Rangel said that specific merits are more engaging to read than just your experiences. For example, “I reduced operating expenses by 23 percent in six months” is far more interesting to an employer than “I have 30 years of sales experience.”
When deciding what information to keep or cut out of your resume, focus on striking abstract traits and qualifications in favor of concrete, quantifiable results.
“The best resumes highlight a job candidate’s actions and results,” said Bob Myhal, chief marketing officer at CBC Automotive Marketing. “Employers want employees who get things done and who take great joy and pride in what they do. Rather than a laundry list of your qualifications, your resume should reflect your accomplishments and enthusiasm for your career.”
You shouldn’t ignore your skills section either.

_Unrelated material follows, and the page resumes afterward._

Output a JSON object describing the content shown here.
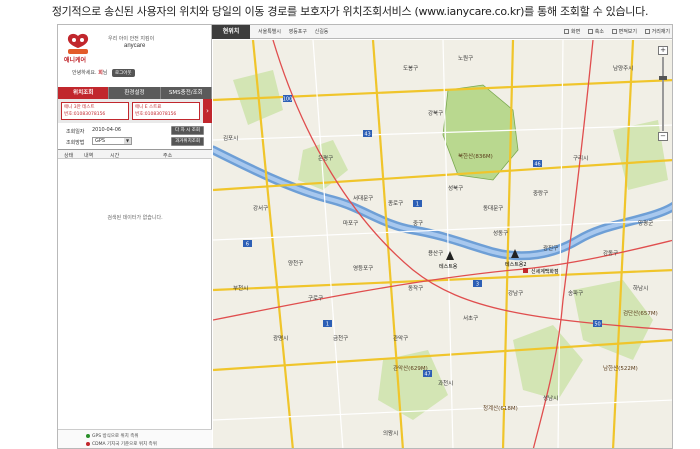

Sade reminded job seekers to list any industry-relevant apps or programs they’re familiar with and to find ways to incorporate examples of their emotional intelligence (e.g., self-awareness, empathy) and soft skills (e.g., work ethic, reliability) into their job descriptions.
Trite, lackluster descriptions of your job duties and accomplishments won’t do you any favors. Make sure you’re using strong action words, such as “achieved,” “designed,” “improved” and “established,” to describe your roles and projects, said Sade. This will make you sound confident while imparting vital information. But be cautious about depending on action verbs — include details about how you improved a process or achieved a goal.

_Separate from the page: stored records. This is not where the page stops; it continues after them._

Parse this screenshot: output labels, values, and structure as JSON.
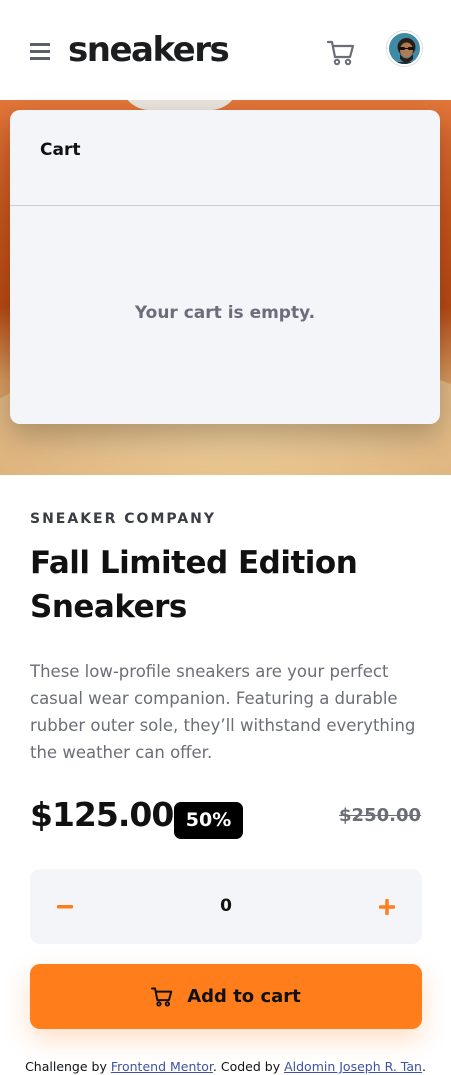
{
  "header": {
    "logo": "sneakers",
    "menu_icon": "hamburger-menu-icon",
    "cart_icon": "cart-icon",
    "avatar_icon": "user-avatar"
  },
  "cart": {
    "title": "Cart",
    "empty_message": "Your cart is empty."
  },
  "product": {
    "company": "SNEAKER COMPANY",
    "title": "Fall Limited Edition Sneakers",
    "description": "These low-profile sneakers are your perfect casual wear companion. Featuring a durable rubber outer sole, they’ll withstand everything the weather can offer.",
    "price": "$125.00",
    "discount": "50%",
    "original_price": "$250.00"
  },
  "quantity": {
    "value": "0",
    "minus_icon": "minus-icon",
    "plus_icon": "plus-icon"
  },
  "add_to_cart": {
    "label": "Add to cart",
    "icon": "cart-icon"
  },
  "footer": {
    "prefix": "Challenge by ",
    "link1": "Frontend Mentor",
    "middle": ". Coded by ",
    "link2": "Aldomin Joseph R. Tan",
    "suffix": "."
  },
  "colors": {
    "accent": "#ff7d1a",
    "dark": "#111111",
    "muted": "#6b6e76",
    "light_bg": "#f4f5f8"
  }
}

“Words such as ‘professional,’ ‘results-driven’ and ‘detail-oriented’ provide very little helpful information,” Sade said. “It’s better to use actual job titles than these words.”
Use a combination of action words to highlight your experience and make your resume easier to read.
Obeid said that you should remove words like “go-getter,” “team player” and “go-to person” from your resume. These come off as fluff and take up precious space on your resume.
Many hiring managers today screen candidates on social networks. Save them a step by providing your profile links on your resume. Seasoned applicants with a professional social presence would do well to include URLs for their LinkedIn profile, Twitter account and blog, if applicable.
“If, and only if, your social media accounts are filled with professional posts pertaining to your industry, listing them on your resume can be advantageous,” said Richie Frieman, author of REPLY ALL … and Other Ways to Tank Your Career. “They can show you have a strong network and are up to speed with modern-day marketing and communications practices. The hiring manager will see that you like to keep up with what’s happening and that you care about learning more.”
Your social profiles can be a powerful recruitment tool to supplement your experience and position as an expert in your field, but only if they are leveraged correctly.
If your social profiles are not professionally applicable, do not list them on your resume, and make sure they are set to private.
Your resume is the most important document you’ll submit in your job search. It’s your frontline fighter, so to speak, as it’s your first opportunity to present yourself to a potential employer. A professional resume will help you achieve the following:
Your resume is a great way to showcase your experience and make a solid first impression. It doesn’t matter how talented, passionate or experienced you are — if a recruiter or hiring manager is unimpressed by your resume, you won’t get the chance to sell yourself. If you follow the tips above, you’ll increase your chances of moving on to the interview stage of the hiring process and landing the job of your dreams.
Kiely Kuligowski and Skye Schooley contributed to this article. Source interviews were conducted for a previous version of this article.